Although there are aspects of Section 108 that could be updated, the benefits of doing so are likely to be small while the cost of getting agreement on the changes is likely to be high. SAA would prefer to see the Copyright Office focus on other areas of greater concern, including reform of statutory damages (a serious impediment for archives that may own published unclaimed copyrighted works) and implementation of an international treaty that would support fuller engagement by American archivists with those international communities whose heritage is often found in U.S. archives.
And, then, there’s the digital archivists over at the Internet Archive. They are concerned about possible changes as well:
We are extremely concerned that Congress could take the Copyright Office?s proposal seriously, and believe that libraries are actually calling for these changes. That?s why we flew to Washington, D.C. to deliver the message to the Copyright Office in person: now is not the time for changes to Section 108. Libraries and technology have been evolving quickly. Good things are beginning to happen as a result. Drafting a law now could make something that is working well more complicated, and could calcify processes that would otherwise continue to evolve to make digitization efforts and web archiving work even better for libraries and content owners alike.
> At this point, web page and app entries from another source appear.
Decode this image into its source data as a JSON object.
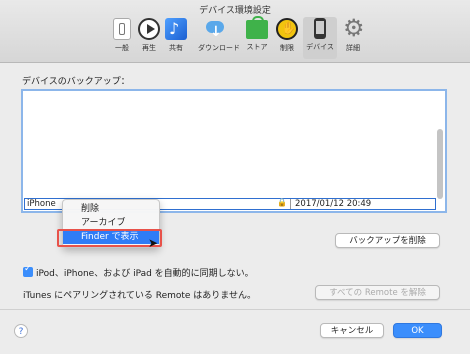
{
  "window": {
    "title": "デバイス環境設定"
  },
  "toolbar": {
    "items": [
      {
        "label": "一般",
        "icon": "general-icon"
      },
      {
        "label": "再生",
        "icon": "play-icon"
      },
      {
        "label": "共有",
        "icon": "share-music-icon"
      },
      {
        "label": "ダウンロード",
        "icon": "download-cloud-icon"
      },
      {
        "label": "ストア",
        "icon": "store-bag-icon"
      },
      {
        "label": "制限",
        "icon": "restriction-hand-icon"
      },
      {
        "label": "デバイス",
        "icon": "iphone-icon",
        "active": true
      },
      {
        "label": "詳細",
        "icon": "gear-icon"
      }
    ]
  },
  "backup": {
    "section_label": "デバイスのバックアップ：",
    "rows": [
      {
        "name": "iPhone",
        "date": "2017/01/12 20:49",
        "locked": true
      }
    ],
    "delete_button": "バックアップを削除"
  },
  "context_menu": {
    "items": [
      "削除",
      "アーカイブ",
      "Finder で表示"
    ],
    "highlighted_index": 2
  },
  "options": {
    "sync_checkbox_label": "iPod、iPhone、および iPad を自動的に同期しない。",
    "sync_checked": true,
    "remote_text": "iTunes にペアリングされている Remote はありません。",
    "unpair_button": "すべての Remote を解除"
  },
  "footer": {
    "help_label": "?",
    "cancel_button": "キャンセル",
    "ok_button": "OK"
  },
  "colors": {
    "accent": "#3b8efc",
    "selection_outline": "#2f6fd0",
    "annotation_red": "#e8524a"
  }
}
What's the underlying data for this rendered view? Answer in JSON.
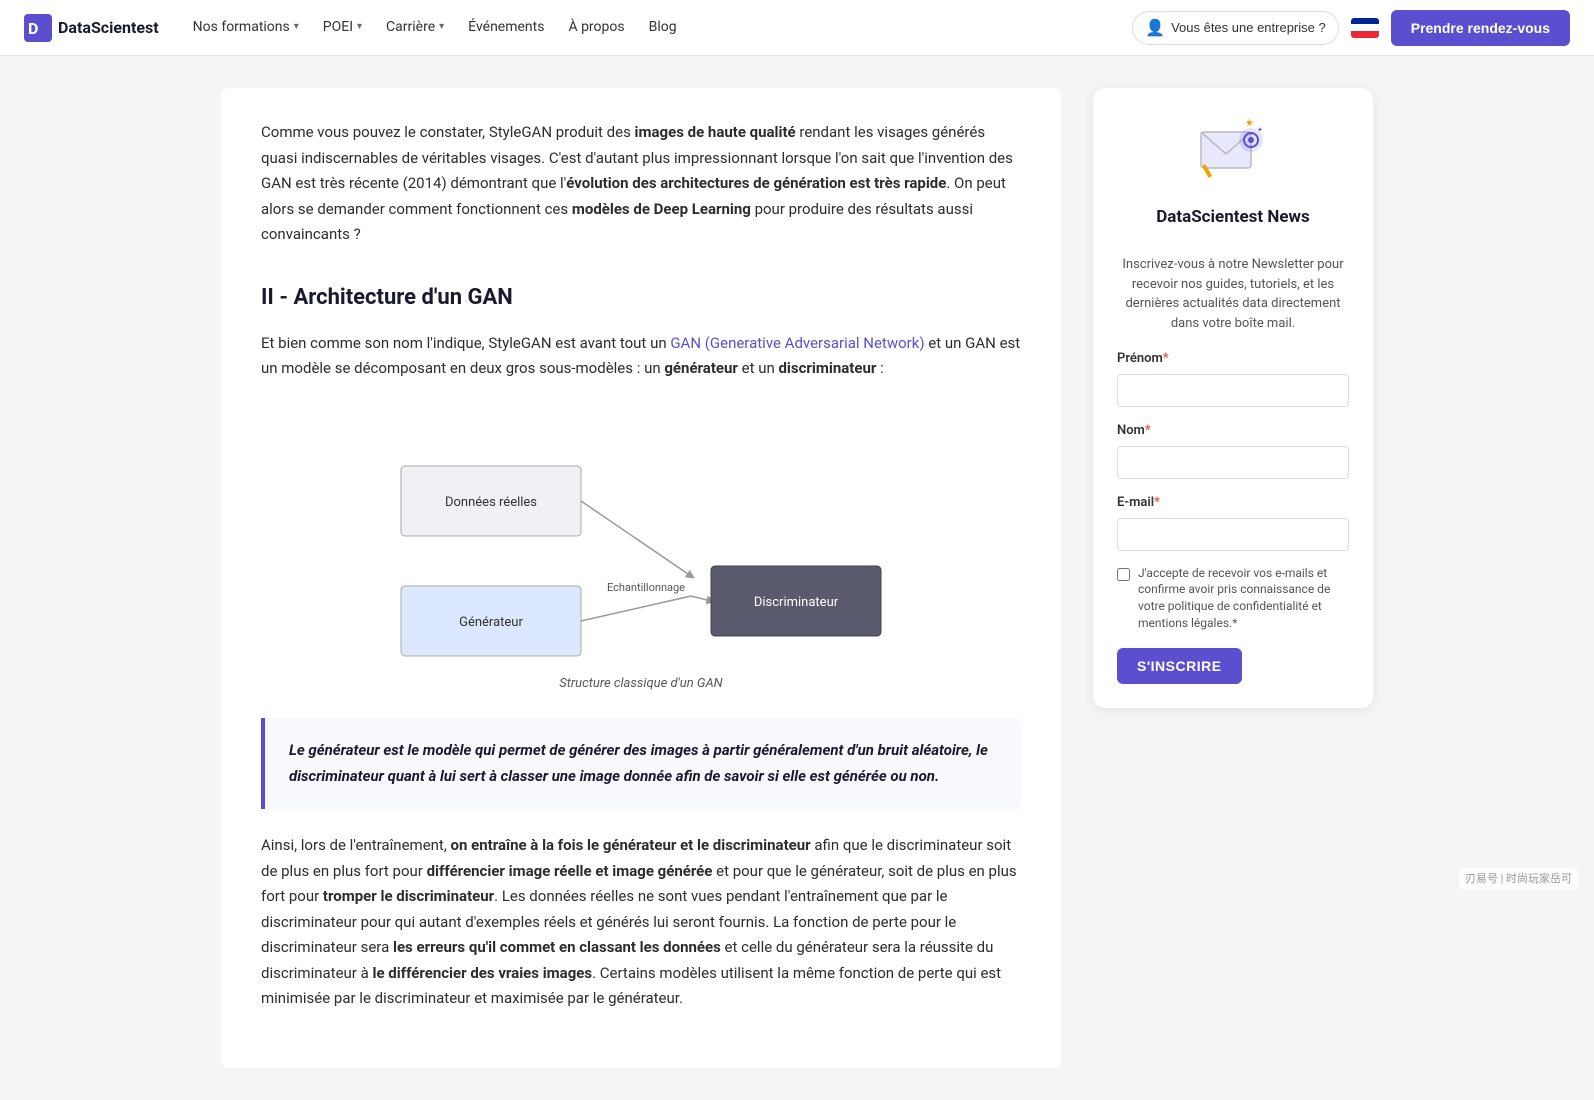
{
  "navbar": {
    "logo_text": "DataScientest",
    "nav_items": [
      {
        "label": "Nos formations",
        "has_dropdown": true
      },
      {
        "label": "POEI",
        "has_dropdown": true
      },
      {
        "label": "Carrière",
        "has_dropdown": true
      },
      {
        "label": "Événements",
        "has_dropdown": false
      },
      {
        "label": "À propos",
        "has_dropdown": false
      },
      {
        "label": "Blog",
        "has_dropdown": false
      }
    ],
    "enterprise_label": "Vous êtes une entreprise ?",
    "cta_label": "Prendre rendez-vous"
  },
  "article": {
    "intro_paragraph": "Comme vous pouvez le constater, StyleGAN produit des images de haute qualité rendant les visages générés quasi indiscernables de véritables visages. C'est d'autant plus impressionnant lorsque l'on sait que l'invention des GAN est très récente (2014) démontrant que l'évolution des architectures de génération est très rapide. On peut alors se demander comment fonctionnent ces modèles de Deep Learning pour produire des résultats aussi convaincants ?",
    "section_heading": "II - Architecture d'un GAN",
    "section_intro": "Et bien comme son nom l'indique, StyleGAN est avant tout un GAN (Generative Adversarial Network) et un GAN est un modèle se décomposant en deux gros sous-modèles : un générateur et un discriminateur :",
    "gan_link_text": "GAN (Generative Adversarial Network)",
    "diagram_caption": "Structure classique d'un GAN",
    "diagram_nodes": {
      "donnees_reelles": "Données réelles",
      "generateur": "Générateur",
      "echantillonnage": "Echantillonnage",
      "discriminateur": "Discriminateur"
    },
    "highlight_text": "Le générateur est le modèle qui permet de générer des images à partir généralement d'un bruit aléatoire, le discriminateur quant à lui sert à classer une image donnée afin de savoir si elle est générée ou non.",
    "body_paragraph": "Ainsi, lors de l'entraînement, on entraîne à la fois le générateur et le discriminateur afin que le discriminateur soit de plus en plus fort pour différencier image réelle et image générée et pour que le générateur, soit de plus en plus fort pour tromper le discriminateur. Les données réelles ne sont vues pendant l'entraînement que par le discriminateur pour qui autant d'exemples réels et générés lui seront fournis. La fonction de perte pour le discriminateur sera les erreurs qu'il commet en classant les données et celle du générateur sera la réussite du discriminateur à le différencier des vraies images. Certains modèles utilisent la même fonction de perte qui est minimisée par le discriminateur et maximisée par le générateur."
  },
  "sidebar": {
    "newsletter_title": "DataScientest News",
    "newsletter_desc": "Inscrivez-vous à notre Newsletter pour recevoir nos guides, tutoriels, et les dernières actualités data directement dans votre boîte mail.",
    "form": {
      "prenom_label": "Prénom",
      "prenom_required": "*",
      "nom_label": "Nom",
      "nom_required": "*",
      "email_label": "E-mail",
      "email_required": "*",
      "checkbox_label": "J'accepte de recevoir vos e-mails et confirme avoir pris connaissance de votre politique de confidentialité et mentions légales.",
      "checkbox_required": "*",
      "submit_label": "S'INSCRIRE"
    }
  },
  "watermark": "刃易号 | 时尚玩家岳可"
}
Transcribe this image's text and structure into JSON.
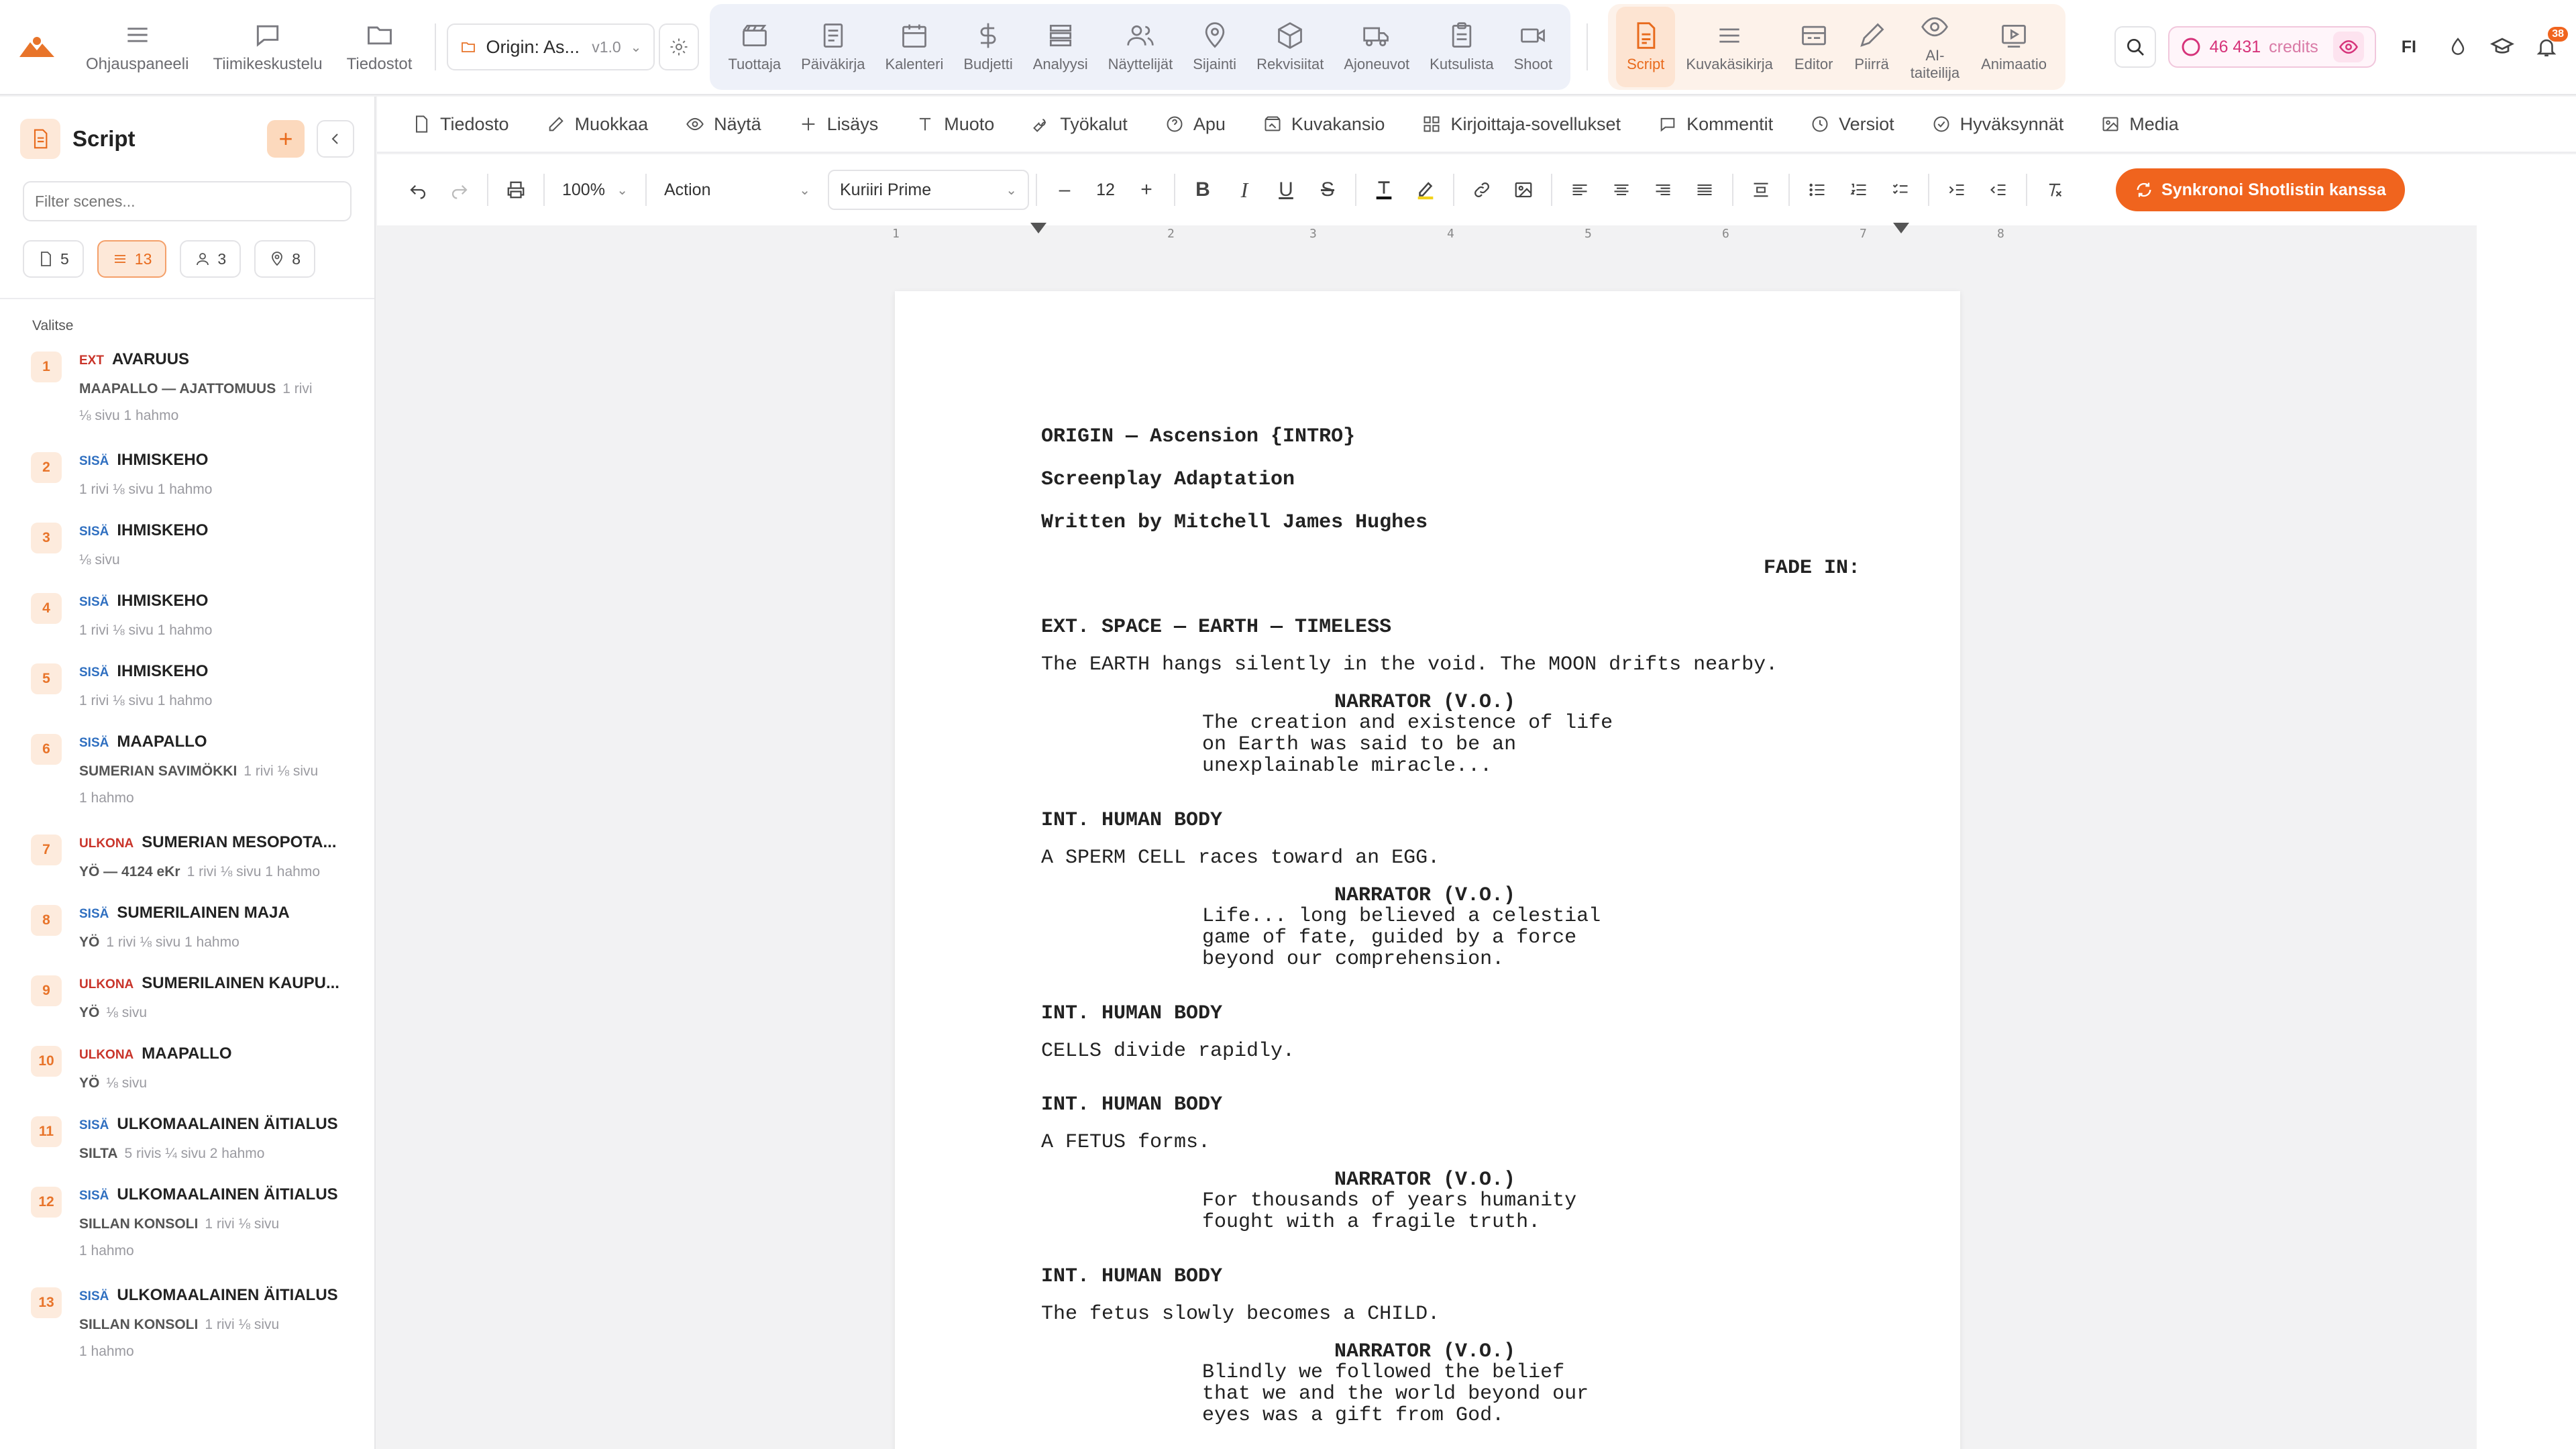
{
  "topbar": {
    "nav": [
      {
        "label": "Ohjauspaneeli",
        "icon": "dashboard-icon"
      },
      {
        "label": "Tiimikeskustelu",
        "icon": "chat-icon"
      },
      {
        "label": "Tiedostot",
        "icon": "folder-icon"
      }
    ],
    "project": {
      "name": "Origin: As...",
      "version": "v1.0"
    },
    "production_tools": [
      {
        "label": "Tuottaja",
        "icon": "clapper-icon"
      },
      {
        "label": "Päiväkirja",
        "icon": "journal-icon"
      },
      {
        "label": "Kalenteri",
        "icon": "calendar-icon"
      },
      {
        "label": "Budjetti",
        "icon": "dollar-icon"
      },
      {
        "label": "Analyysi",
        "icon": "layers-icon"
      },
      {
        "label": "Näyttelijät",
        "icon": "people-icon"
      },
      {
        "label": "Sijainti",
        "icon": "pin-icon"
      },
      {
        "label": "Rekvisiitat",
        "icon": "box-icon"
      },
      {
        "label": "Ajoneuvot",
        "icon": "truck-icon"
      },
      {
        "label": "Kutsulista",
        "icon": "clipboard-icon"
      },
      {
        "label": "Shoot",
        "icon": "camera-icon"
      }
    ],
    "creative_tools": [
      {
        "label": "Script",
        "icon": "script-icon",
        "active": true
      },
      {
        "label": "Kuvakäsikirja",
        "icon": "list-icon"
      },
      {
        "label": "Editor",
        "icon": "editor-icon"
      },
      {
        "label": "Piirrä",
        "icon": "pencil-icon"
      },
      {
        "label": "AI-\ntaiteilija",
        "icon": "eye-icon"
      },
      {
        "label": "Animaatio",
        "icon": "play-icon"
      }
    ],
    "credits": {
      "amount": "46 431",
      "unit": "credits"
    },
    "language": "FI",
    "notifications": "38"
  },
  "sidebar": {
    "title": "Script",
    "filter_placeholder": "Filter scenes...",
    "stats": [
      {
        "value": "5",
        "icon": "page-icon"
      },
      {
        "value": "13",
        "icon": "list-icon",
        "active": true
      },
      {
        "value": "3",
        "icon": "person-icon"
      },
      {
        "value": "8",
        "icon": "pin-icon"
      }
    ],
    "select_label": "Valitse",
    "scenes": [
      {
        "num": "1",
        "type": "EXT",
        "kind": "ext",
        "heading": "AVARUUS",
        "loc": "MAAPALLO — AJATTOMUUS",
        "meta1": "1 rivi",
        "meta2": "⅛ sivu  1 hahmo"
      },
      {
        "num": "2",
        "type": "SISÄ",
        "kind": "int",
        "heading": "IHMISKEHO",
        "loc": "",
        "meta1": "1 rivi  ⅛ sivu  1 hahmo",
        "meta2": ""
      },
      {
        "num": "3",
        "type": "SISÄ",
        "kind": "int",
        "heading": "IHMISKEHO",
        "loc": "",
        "meta1": "⅛ sivu",
        "meta2": ""
      },
      {
        "num": "4",
        "type": "SISÄ",
        "kind": "int",
        "heading": "IHMISKEHO",
        "loc": "",
        "meta1": "1 rivi  ⅛ sivu  1 hahmo",
        "meta2": ""
      },
      {
        "num": "5",
        "type": "SISÄ",
        "kind": "int",
        "heading": "IHMISKEHO",
        "loc": "",
        "meta1": "1 rivi  ⅛ sivu  1 hahmo",
        "meta2": ""
      },
      {
        "num": "6",
        "type": "SISÄ",
        "kind": "int",
        "heading": "MAAPALLO",
        "loc": "SUMERIAN SAVIMÖKKI",
        "meta1": "1 rivi  ⅛ sivu",
        "meta2": "1 hahmo"
      },
      {
        "num": "7",
        "type": "ULKONA",
        "kind": "ext",
        "heading": "SUMERIAN MESOPOTA...",
        "loc": "YÖ — 4124 eKr",
        "meta1": "1 rivi  ⅛ sivu  1 hahmo",
        "meta2": ""
      },
      {
        "num": "8",
        "type": "SISÄ",
        "kind": "int",
        "heading": "SUMERILAINEN MAJA",
        "loc": "YÖ",
        "meta1": "1 rivi  ⅛ sivu  1 hahmo",
        "meta2": ""
      },
      {
        "num": "9",
        "type": "ULKONA",
        "kind": "ext",
        "heading": "SUMERILAINEN KAUPU...",
        "loc": "YÖ",
        "meta1": "⅛ sivu",
        "meta2": ""
      },
      {
        "num": "10",
        "type": "ULKONA",
        "kind": "ext",
        "heading": "MAAPALLO",
        "loc": "YÖ",
        "meta1": "⅛ sivu",
        "meta2": ""
      },
      {
        "num": "11",
        "type": "SISÄ",
        "kind": "int",
        "heading": "ULKOMAALAINEN ÄITIALUS",
        "loc": "SILTA",
        "meta1": "5 rivis  ¼ sivu  2 hahmo",
        "meta2": ""
      },
      {
        "num": "12",
        "type": "SISÄ",
        "kind": "int",
        "heading": "ULKOMAALAINEN ÄITIALUS",
        "loc": "SILLAN KONSOLI",
        "meta1": "1 rivi  ⅛ sivu",
        "meta2": "1 hahmo"
      },
      {
        "num": "13",
        "type": "SISÄ",
        "kind": "int",
        "heading": "ULKOMAALAINEN ÄITIALUS",
        "loc": "SILLAN KONSOLI",
        "meta1": "1 rivi  ⅛ sivu",
        "meta2": "1 hahmo"
      }
    ]
  },
  "menubar": [
    {
      "label": "Tiedosto",
      "icon": "file-icon"
    },
    {
      "label": "Muokkaa",
      "icon": "edit-icon"
    },
    {
      "label": "Näytä",
      "icon": "eye-icon"
    },
    {
      "label": "Lisäys",
      "icon": "plus-icon"
    },
    {
      "label": "Muoto",
      "icon": "text-format-icon"
    },
    {
      "label": "Työkalut",
      "icon": "tools-icon"
    },
    {
      "label": "Apu",
      "icon": "help-icon"
    },
    {
      "label": "Kuvakansio",
      "icon": "image-folder-icon"
    },
    {
      "label": "Kirjoittaja-sovellukset",
      "icon": "apps-icon"
    },
    {
      "label": "Kommentit",
      "icon": "comment-icon"
    },
    {
      "label": "Versiot",
      "icon": "clock-icon"
    },
    {
      "label": "Hyväksynnät",
      "icon": "check-circle-icon"
    },
    {
      "label": "Media",
      "icon": "media-icon"
    }
  ],
  "toolbar": {
    "zoom": "100%",
    "element_type": "Action",
    "font": "Kuriiri Prime",
    "font_size": "12",
    "sync_label": "Synkronoi Shotlistin kanssa"
  },
  "ruler": [
    "1",
    "2",
    "3",
    "4",
    "5",
    "6",
    "7",
    "8"
  ],
  "script": {
    "title": "ORIGIN — Ascension {INTRO}",
    "subtitle": "Screenplay Adaptation",
    "author": "Written by Mitchell James Hughes",
    "fade_in": "FADE IN:",
    "blocks": [
      {
        "heading": "EXT. SPACE — EARTH — TIMELESS",
        "action": "The EARTH hangs silently in the void. The MOON drifts nearby.",
        "character": "NARRATOR (V.O.)",
        "dialogue": "The creation and existence of life\non Earth was said to be an\nunexplainable miracle..."
      },
      {
        "heading": "INT. HUMAN BODY",
        "action": "A SPERM CELL races toward an EGG.",
        "character": "NARRATOR (V.O.)",
        "dialogue": "Life... long believed a celestial\ngame of fate, guided by a force\nbeyond our comprehension."
      },
      {
        "heading": "INT. HUMAN BODY",
        "action": "CELLS divide rapidly.",
        "character": "",
        "dialogue": ""
      },
      {
        "heading": "INT. HUMAN BODY",
        "action": "A FETUS forms.",
        "character": "NARRATOR (V.O.)",
        "dialogue": "For thousands of years humanity\nfought with a fragile truth."
      },
      {
        "heading": "INT. HUMAN BODY",
        "action": "The fetus slowly becomes a CHILD.",
        "character": "NARRATOR (V.O.)",
        "dialogue": "Blindly we followed the belief\nthat we and the world beyond our\neyes was a gift from God."
      }
    ]
  }
}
In fact, just proposing this new legislation will likely have the effect of hitting the pause button on libraries. It will lead to uncertainty for the libraries that have already begun to modernize by digitizing their analog collections and learning how to collect and preserve born-digital materials. It could lead libraries who have been considering such projects to ?wait and see.?
So, just who is the Copyright Office serving in trying to update Section 108?